WHAT NEEDS TO BE DONE = What comes back must be the data itself, retyped exactly.

BEGIN GIVEN RECORDS

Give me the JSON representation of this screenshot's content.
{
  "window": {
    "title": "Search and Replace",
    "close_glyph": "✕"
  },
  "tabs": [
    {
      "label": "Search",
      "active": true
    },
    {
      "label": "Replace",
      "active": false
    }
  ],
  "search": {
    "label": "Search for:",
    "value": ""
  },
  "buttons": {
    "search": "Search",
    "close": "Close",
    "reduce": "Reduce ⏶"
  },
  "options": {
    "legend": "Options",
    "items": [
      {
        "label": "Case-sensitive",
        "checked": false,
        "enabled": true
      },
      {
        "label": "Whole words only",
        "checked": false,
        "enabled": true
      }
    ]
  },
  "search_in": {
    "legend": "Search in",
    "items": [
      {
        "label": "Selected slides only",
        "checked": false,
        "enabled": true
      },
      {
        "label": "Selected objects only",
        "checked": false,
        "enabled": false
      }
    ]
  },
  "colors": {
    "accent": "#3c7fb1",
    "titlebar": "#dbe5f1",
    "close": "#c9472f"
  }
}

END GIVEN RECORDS

ANSWER FOR THIS EXERCISE =
Give me the JSON representation of this screenshot's content.
{
  "window": {
    "title": "Search and Replace",
    "close_glyph": "✕"
  },
  "tabs": [
    {
      "label": "Search",
      "active": true
    },
    {
      "label": "Replace",
      "active": false
    }
  ],
  "search": {
    "label": "Search for:",
    "value": ""
  },
  "buttons": {
    "search": "Search",
    "close": "Close",
    "reduce": "Reduce ⏶"
  },
  "options": {
    "legend": "Options",
    "items": [
      {
        "label": "Case-sensitive",
        "checked": false,
        "enabled": true
      },
      {
        "label": "Whole words only",
        "checked": false,
        "enabled": true
      }
    ]
  },
  "search_in": {
    "legend": "Search in",
    "items": [
      {
        "label": "Selected slides only",
        "checked": false,
        "enabled": true
      },
      {
        "label": "Selected objects only",
        "checked": false,
        "enabled": false
      }
    ]
  },
  "colors": {
    "accent": "#3c7fb1",
    "titlebar": "#dbe5f1",
    "close": "#c9472f"
  }
}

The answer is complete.